**What is needed**
Go through the material under this sentence. Return every line holding "Коробка".

[Start of section]

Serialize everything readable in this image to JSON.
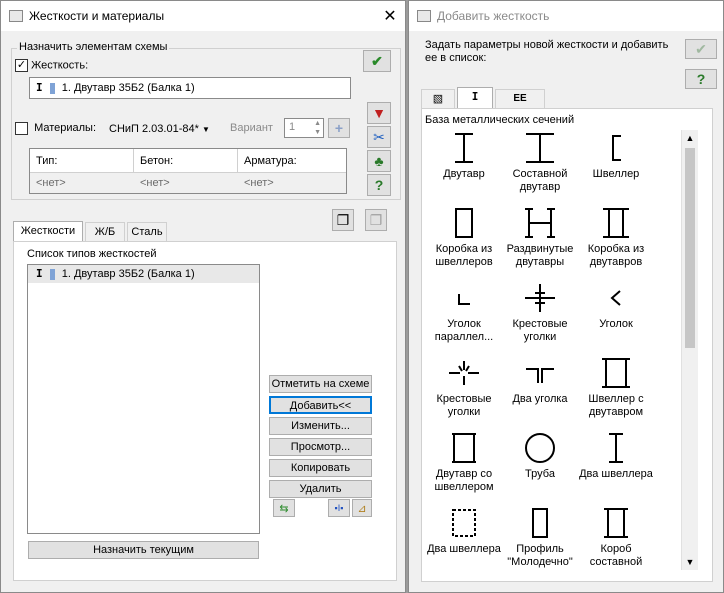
{
  "left": {
    "title": "Жесткости и материалы",
    "assign_label": "Назначить элементам схемы",
    "stiffness_label": "Жесткость:",
    "stiffness_value": "1. Двутавр 35Б2 (Балка 1)",
    "materials_label": "Материалы:",
    "norm_value": "СНиП 2.03.01-84*",
    "variant_label": "Вариант",
    "variant_value": "1",
    "table_headers": [
      "Тип:",
      "Бетон:",
      "Арматура:"
    ],
    "table_values": [
      "<нет>",
      "<нет>",
      "<нет>"
    ],
    "tabs": [
      "Жесткости",
      "Ж/Б",
      "Сталь"
    ],
    "list_title": "Список типов жесткостей",
    "list_items": [
      "1. Двутавр 35Б2 (Балка 1)"
    ],
    "buttons": [
      "Отметить на схеме",
      "Добавить<<",
      "Изменить...",
      "Просмотр...",
      "Копировать",
      "Удалить"
    ],
    "assign_current": "Назначить текущим"
  },
  "right": {
    "title": "Добавить жесткость",
    "description": "Задать параметры новой жесткости и добавить ее в список:",
    "db_label": "База металлических сечений",
    "items": [
      {
        "label": "Двутавр",
        "icon": "i-beam-icon"
      },
      {
        "label": "Составной двутавр",
        "icon": "composite-i-beam-icon"
      },
      {
        "label": "Швеллер",
        "icon": "channel-icon"
      },
      {
        "label": "Коробка из швеллеров",
        "icon": "channel-box-icon"
      },
      {
        "label": "Раздвинутые двутавры",
        "icon": "spread-i-beams-icon"
      },
      {
        "label": "Коробка из двутавров",
        "icon": "i-beam-box-icon"
      },
      {
        "label": "Уголок параллел...",
        "icon": "angle-parallel-icon"
      },
      {
        "label": "Крестовые уголки",
        "icon": "cross-angles-icon"
      },
      {
        "label": "Уголок",
        "icon": "angle-icon"
      },
      {
        "label": "Крестовые уголки",
        "icon": "cross-angles-2-icon"
      },
      {
        "label": "Два уголка",
        "icon": "two-angles-icon"
      },
      {
        "label": "Швеллер с двутавром",
        "icon": "channel-with-i-beam-icon"
      },
      {
        "label": "Двутавр со швеллером",
        "icon": "i-beam-with-channel-icon"
      },
      {
        "label": "Труба",
        "icon": "pipe-icon"
      },
      {
        "label": "Два швеллера",
        "icon": "two-channels-icon"
      },
      {
        "label": "Два швеллера",
        "icon": "two-channels-box-icon"
      },
      {
        "label": "Профиль \"Молодечно\"",
        "icon": "molodechno-profile-icon"
      },
      {
        "label": "Короб составной",
        "icon": "composite-box-icon"
      }
    ]
  }
}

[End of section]

**Exercise response**
        "label": "Коробка из швеллеров",
        "label": "Коробка из двутавров",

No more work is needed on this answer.